The project aims to give women more power and control of Kenya’s lucrative Indian Ocean share of the 142,400 km2 Exclusive Economic Zone (EEZ). The IMTA technology involves building special cages along pre-identified areas of the ocean which will allow women to cultivate seaweed and rear fish in the same system.
Dr Linus Kosambo, a research scientist at the Kenya Industrial Development Institute (KIRDI), believes the innovation will allow women in the region to exploit the lucrative blue economy without necessarily going deep into the sea.
“IMTA has the potential to enhance the exploitation of Kenya’s vast marine resources and contribute significantly to the blue economy by opening new avenues and opportunities for aquaculture. The breeding areas of fish have been changing and their movement has become much more unpredictable due to climate change. IMTA comes in to partly solve this problem by making the production systems more dependable, predictable, and resilient to climate change,” he said.
Dr Linus Kosambo, a research scientist at the Kenya Industrial Development Institute (KIRDI). Photo: Fred Ochola
The blue economy refers to the sustainable use and management of ocean resources for economic growth, improved livelihoods, and ocean ecosystem health. It encompasses a wide range of economic activities and sectors that are directly or indirectly linked to the oceans, including fisheries, aquaculture, tourism, shipping, marine renewable energy, coastal management, and marine biotechnology.
“As a resilient, low-carbon and environmentally friendly innovation, IMTA will not only enhance and diversify income streams amongst women in the region but will also help mitigate effects of climate change and Covid-19 by creating alternative job opportunities,” he concluded.
In Zanzibar, too, support has been growing. Current President Dr. Hussein Mwinyi Hussein says the government will provide full support to increase production.
Seaweed farming officer from the Blue Economy Ministry, Asha Khamis Sultan says that Tanzania has already given seaweed farmers 500 boats through the COVID-19 relief fund.
She says that this effort by the government through Zanzibar State Trading Corporation (ZSTC) aims to help seaweed farmers to access high water level points to increase their harvests. She further notes that the government through the trade ministry is already buying seaweed at different prices depending on the value and quality.
“We are also creating awareness with the seaweed farmers on how they can increase their quality for better market price, by accessing the high water areas where they will get a bumper harvest,” she says.
A way forward
With renewed determination, Fatuma Mohammed and her fellow farmers have embraced seaweed farming for the foreseeable future. With state support, they envision a time when seaweed farming will not only thrive but also serve as a beacon of hope for coastal communities in Kenya and Tanzania.
“Seaweed farming has empowered us to reclaim our voices and shape our own destinies. As we look to the future, we believe that strengthening our knowledge, embracing sustainable practices, and expanding market opportunities are the way forward.

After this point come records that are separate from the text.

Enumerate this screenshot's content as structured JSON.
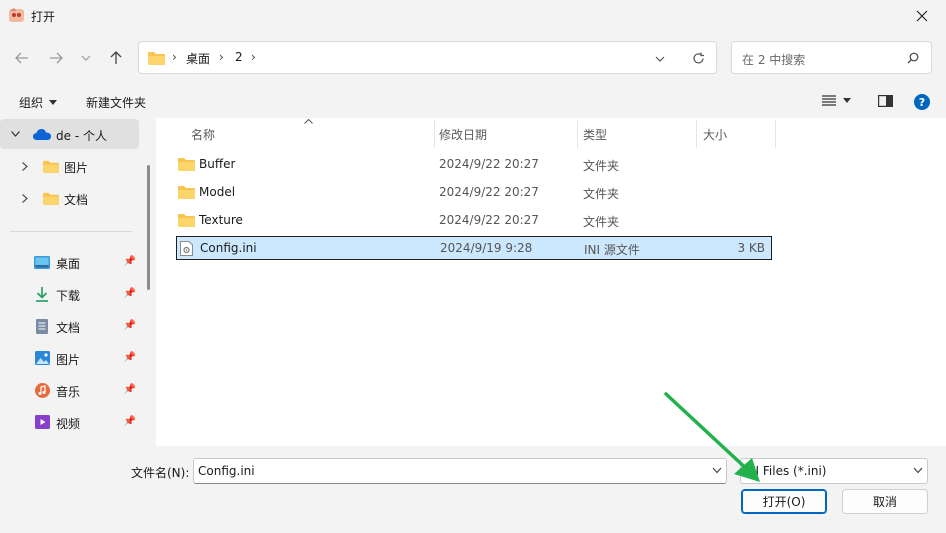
{
  "window": {
    "title": "打开"
  },
  "address": {
    "segments": [
      "桌面",
      "2"
    ]
  },
  "search": {
    "placeholder": "在 2 中搜索"
  },
  "toolbar": {
    "organize": "组织",
    "new_folder": "新建文件夹"
  },
  "sidebar": {
    "tree": [
      {
        "label": "de - 个人",
        "icon": "onedrive-cloud-icon",
        "expanded": true
      },
      {
        "label": "图片",
        "icon": "folder-icon"
      },
      {
        "label": "文档",
        "icon": "folder-icon"
      }
    ],
    "quick_access": [
      {
        "label": "桌面",
        "icon": "desktop-icon"
      },
      {
        "label": "下载",
        "icon": "download-icon"
      },
      {
        "label": "文档",
        "icon": "documents-icon"
      },
      {
        "label": "图片",
        "icon": "pictures-icon"
      },
      {
        "label": "音乐",
        "icon": "music-icon"
      },
      {
        "label": "视频",
        "icon": "videos-icon"
      }
    ]
  },
  "columns": {
    "name": "名称",
    "date": "修改日期",
    "type": "类型",
    "size": "大小"
  },
  "files": [
    {
      "name": "Buffer",
      "date": "2024/9/22 20:27",
      "type": "文件夹",
      "size": "",
      "icon": "folder-icon"
    },
    {
      "name": "Model",
      "date": "2024/9/22 20:27",
      "type": "文件夹",
      "size": "",
      "icon": "folder-icon"
    },
    {
      "name": "Texture",
      "date": "2024/9/22 20:27",
      "type": "文件夹",
      "size": "",
      "icon": "folder-icon"
    },
    {
      "name": "Config.ini",
      "date": "2024/9/19 9:28",
      "type": "INI 源文件",
      "size": "3 KB",
      "icon": "ini-file-icon",
      "selected": true
    }
  ],
  "footer": {
    "filename_label": "文件名(N):",
    "filename_value": "Config.ini",
    "filter_value": "INI Files (*.ini)",
    "open_label": "打开(O)",
    "cancel_label": "取消"
  },
  "colors": {
    "accent": "#0067c0",
    "selection": "#cce8ff",
    "folder": "#f8c44f",
    "arrow": "#22b14c"
  }
}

Together, we will continue to cultivate resilience, protect our marine ecosystems, and create a brighter future for ourselves, our communities, and the seaweed farming industry as a whole,” she concluded.